I also happen to be a huge Disney fan, a Disney Nerd if you will, who loves that shining beacon of capitalism and wholesome family fun; from the parks to the movies and everything in between. But what if the worldview of my favorite mouse creator is at odds with my own? What if, by sharing my favorite films and stories without deeper discussion, I am slowly indoctrinating my children to see the world in a way I believe is false?
I was reading an article in the current issue of “The Classical Difference” called “The Jungle Book Unearths Cultural Treasure” that used Kipling’s Jungle Book & the 1967 and 2016 Disney movie versions to highlight the underlying worldview shifts that subtly change the message of each retelling when it hit me that good ole Walt Disney and I don’t see eye to eye!
****I am using Walt Disney as a figurehead for the Disney corporation, obviously he did not write each movie and he himself was purported to be a Christian but the Disney corporation is made of members of society and therefore reflect the worldview of the time and place around them in their work.****
As I started thinking through many of my favorite Disney films I found big ideas I just can’t get behind when taken out of a cartoon context…so why I am I cool with them as long as they are voiced by a colorful, non-existent character?
Some of these ideas include:
Aladdin: The End Justifies the Means, I mean we are cool with Aladdin stealing to eat because he’s poor but then we are cool with him lying and creating a fake identity because… well i’m not sure why?
The Jungle Book: Life is about having fun and a friend you can trust, we can all get along if we just ignore the parts of each other’s lives we don’t like. Not “bad” stuff but from a Christian perspective pretty false.

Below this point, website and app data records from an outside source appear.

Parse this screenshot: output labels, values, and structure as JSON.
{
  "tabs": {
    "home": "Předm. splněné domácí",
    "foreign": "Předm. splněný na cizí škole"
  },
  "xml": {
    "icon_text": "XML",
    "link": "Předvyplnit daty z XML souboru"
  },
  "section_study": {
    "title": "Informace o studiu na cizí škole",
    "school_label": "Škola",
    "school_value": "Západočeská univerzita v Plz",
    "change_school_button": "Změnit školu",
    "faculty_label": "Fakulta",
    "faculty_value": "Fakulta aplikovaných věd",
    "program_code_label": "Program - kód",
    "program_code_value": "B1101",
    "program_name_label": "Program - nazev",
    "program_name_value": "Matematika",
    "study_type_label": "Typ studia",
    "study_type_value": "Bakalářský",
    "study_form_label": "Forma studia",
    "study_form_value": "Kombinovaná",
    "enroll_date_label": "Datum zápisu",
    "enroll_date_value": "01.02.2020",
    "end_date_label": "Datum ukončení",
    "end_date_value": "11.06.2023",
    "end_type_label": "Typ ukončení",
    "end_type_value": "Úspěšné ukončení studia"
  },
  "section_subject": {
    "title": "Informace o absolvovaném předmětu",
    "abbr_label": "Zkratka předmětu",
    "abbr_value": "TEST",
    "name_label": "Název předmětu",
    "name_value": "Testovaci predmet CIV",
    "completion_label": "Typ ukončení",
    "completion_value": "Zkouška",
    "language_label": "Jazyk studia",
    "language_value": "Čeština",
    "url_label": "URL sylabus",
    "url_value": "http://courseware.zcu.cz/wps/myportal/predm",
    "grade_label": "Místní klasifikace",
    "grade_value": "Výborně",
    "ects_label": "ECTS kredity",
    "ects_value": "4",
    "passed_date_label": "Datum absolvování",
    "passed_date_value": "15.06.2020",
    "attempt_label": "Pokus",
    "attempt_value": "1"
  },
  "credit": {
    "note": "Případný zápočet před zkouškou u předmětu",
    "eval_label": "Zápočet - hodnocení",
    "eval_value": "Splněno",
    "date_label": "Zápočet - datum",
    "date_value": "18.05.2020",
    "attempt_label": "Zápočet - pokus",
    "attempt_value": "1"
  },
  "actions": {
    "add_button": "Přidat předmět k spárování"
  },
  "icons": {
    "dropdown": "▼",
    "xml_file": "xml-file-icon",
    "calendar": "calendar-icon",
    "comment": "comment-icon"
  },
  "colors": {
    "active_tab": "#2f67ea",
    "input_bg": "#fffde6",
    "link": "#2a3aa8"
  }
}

The Little Mermaid: You can make deals with the devil, run away from home, turn your back on your family, marry strange men and it will all work out! It’s about love right? You know love between a teenage runaway and the 1st random sailor she sees usually is a great idea! True love conquers all, also true love can be found simply by looking at someone!
I could definitely keep going but you get the idea. See the fact that I am looking at the world as a place with very clearly defined good & evil means I am going to have different ideas about what is right and wrong than someone who thinks it’s open for interpretation. We can’t see eye to eye because we are starting from totally different places.
This doesn’t mean I can not enjoy a Disney movie or even find good messages in them! (There are many messages that can be reconciled with a Christian worldview) What it does mean is that I absolutely MUST examine the worldview and the messages and even more importantly I have to discuss them with my children. I have to model critically thinking about even “harmless” entertainment. I have a responsibility to show them that even if something is enjoyable it can be false and truth must weigh more than pleasure in our valuations.
I will continue to enjoy Disney, and other types of entertainment, with my children but hopefully with a bit more intentional discussion and calling out of wrong thinking when I see it. I look forward to building bridges between the stories they enjoy and the Word!